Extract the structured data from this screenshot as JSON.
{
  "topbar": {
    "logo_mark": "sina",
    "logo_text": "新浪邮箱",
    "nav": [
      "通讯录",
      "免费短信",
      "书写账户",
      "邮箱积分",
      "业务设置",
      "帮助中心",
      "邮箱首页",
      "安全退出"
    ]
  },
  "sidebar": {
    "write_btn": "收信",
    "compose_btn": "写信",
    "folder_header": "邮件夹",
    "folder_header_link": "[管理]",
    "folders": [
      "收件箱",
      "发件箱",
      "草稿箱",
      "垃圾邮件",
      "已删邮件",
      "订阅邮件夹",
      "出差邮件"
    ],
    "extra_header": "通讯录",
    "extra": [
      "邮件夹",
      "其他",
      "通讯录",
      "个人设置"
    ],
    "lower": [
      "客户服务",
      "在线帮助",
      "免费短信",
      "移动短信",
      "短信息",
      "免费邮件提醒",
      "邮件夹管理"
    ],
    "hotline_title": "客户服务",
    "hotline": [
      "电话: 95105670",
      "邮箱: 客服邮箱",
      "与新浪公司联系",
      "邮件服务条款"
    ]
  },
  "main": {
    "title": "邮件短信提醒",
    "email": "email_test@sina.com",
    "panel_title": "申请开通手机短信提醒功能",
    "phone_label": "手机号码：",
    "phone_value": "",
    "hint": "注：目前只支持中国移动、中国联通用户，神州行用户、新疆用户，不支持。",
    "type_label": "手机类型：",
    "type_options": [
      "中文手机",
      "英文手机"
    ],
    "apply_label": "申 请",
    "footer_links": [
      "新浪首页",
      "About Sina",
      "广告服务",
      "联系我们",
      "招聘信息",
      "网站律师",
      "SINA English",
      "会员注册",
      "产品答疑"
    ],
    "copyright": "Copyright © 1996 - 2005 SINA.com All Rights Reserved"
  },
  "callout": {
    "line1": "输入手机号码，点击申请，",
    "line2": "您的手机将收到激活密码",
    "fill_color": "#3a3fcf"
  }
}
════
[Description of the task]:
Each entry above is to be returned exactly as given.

[Solved exercise]:
Extract the structured data from this screenshot as JSON.
{
  "topbar": {
    "logo_mark": "sina",
    "logo_text": "新浪邮箱",
    "nav": [
      "通讯录",
      "免费短信",
      "书写账户",
      "邮箱积分",
      "业务设置",
      "帮助中心",
      "邮箱首页",
      "安全退出"
    ]
  },
  "sidebar": {
    "write_btn": "收信",
    "compose_btn": "写信",
    "folder_header": "邮件夹",
    "folder_header_link": "[管理]",
    "folders": [
      "收件箱",
      "发件箱",
      "草稿箱",
      "垃圾邮件",
      "已删邮件",
      "订阅邮件夹",
      "出差邮件"
    ],
    "extra_header": "通讯录",
    "extra": [
      "邮件夹",
      "其他",
      "通讯录",
      "个人设置"
    ],
    "lower": [
      "客户服务",
      "在线帮助",
      "免费短信",
      "移动短信",
      "短信息",
      "免费邮件提醒",
      "邮件夹管理"
    ],
    "hotline_title": "客户服务",
    "hotline": [
      "电话: 95105670",
      "邮箱: 客服邮箱",
      "与新浪公司联系",
      "邮件服务条款"
    ]
  },
  "main": {
    "title": "邮件短信提醒",
    "email": "email_test@sina.com",
    "panel_title": "申请开通手机短信提醒功能",
    "phone_label": "手机号码：",
    "phone_value": "",
    "hint": "注：目前只支持中国移动、中国联通用户，神州行用户、新疆用户，不支持。",
    "type_label": "手机类型：",
    "type_options": [
      "中文手机",
      "英文手机"
    ],
    "apply_label": "申 请",
    "footer_links": [
      "新浪首页",
      "About Sina",
      "广告服务",
      "联系我们",
      "招聘信息",
      "网站律师",
      "SINA English",
      "会员注册",
      "产品答疑"
    ],
    "copyright": "Copyright © 1996 - 2005 SINA.com All Rights Reserved"
  },
  "callout": {
    "line1": "输入手机号码，点击申请，",
    "line2": "您的手机将收到激活密码",
    "fill_color": "#3a3fcf"
  }
}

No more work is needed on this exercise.